**Work required**
Write out the lines below once more, exactly as they appear. Do not include pictures.

**Supplied data**
Content starts

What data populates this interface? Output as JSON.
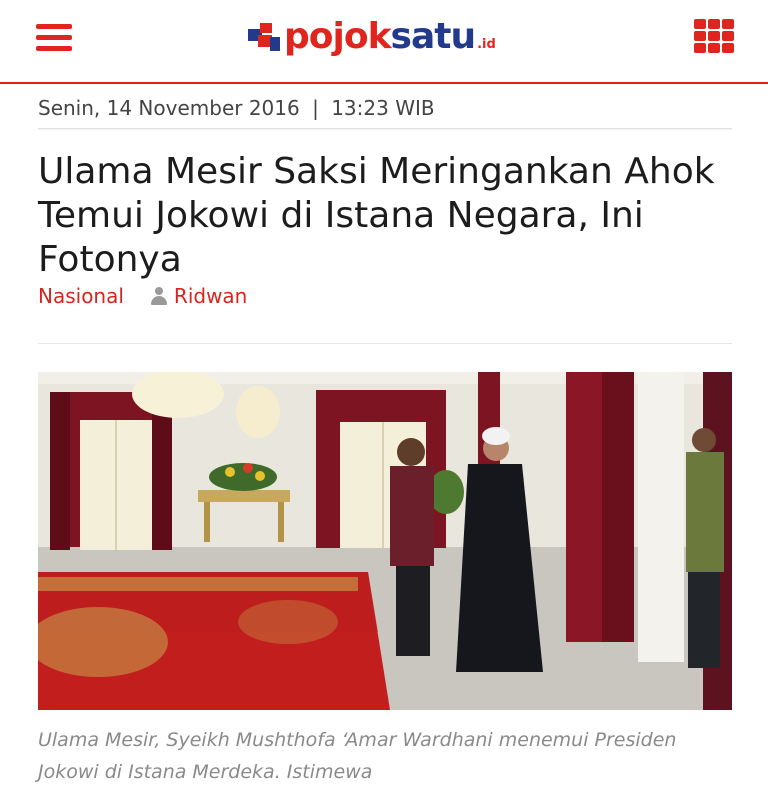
{
  "header": {
    "menu_icon": "hamburger-menu-icon",
    "logo": {
      "part1": "pojok",
      "part2": "satu",
      "tld": ".id"
    },
    "apps_icon": "grid-menu-icon",
    "accent_color": "#e0251e",
    "brand_blue": "#233a8c"
  },
  "article": {
    "date": "Senin, 14 November 2016",
    "separator": "|",
    "time": "13:23 WIB",
    "title": "Ulama Mesir Saksi Meringankan Ahok Temui Jokowi di Istana Negara, Ini Fotonya",
    "category": "Nasional",
    "author_icon": "user-icon",
    "author": "Ridwan",
    "caption": "Ulama Mesir, Syeikh Mushthofa ‘Amar Wardhani menemui Presiden Jokowi di Istana Merdeka. Istimewa"
  }
}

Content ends

**Finished exercise**
What data populates this interface? Output as JSON.
{
  "header": {
    "menu_icon": "hamburger-menu-icon",
    "logo": {
      "part1": "pojok",
      "part2": "satu",
      "tld": ".id"
    },
    "apps_icon": "grid-menu-icon",
    "accent_color": "#e0251e",
    "brand_blue": "#233a8c"
  },
  "article": {
    "date": "Senin, 14 November 2016",
    "separator": "|",
    "time": "13:23 WIB",
    "title": "Ulama Mesir Saksi Meringankan Ahok Temui Jokowi di Istana Negara, Ini Fotonya",
    "category": "Nasional",
    "author_icon": "user-icon",
    "author": "Ridwan",
    "caption": "Ulama Mesir, Syeikh Mushthofa ‘Amar Wardhani menemui Presiden Jokowi di Istana Merdeka. Istimewa"
  }
}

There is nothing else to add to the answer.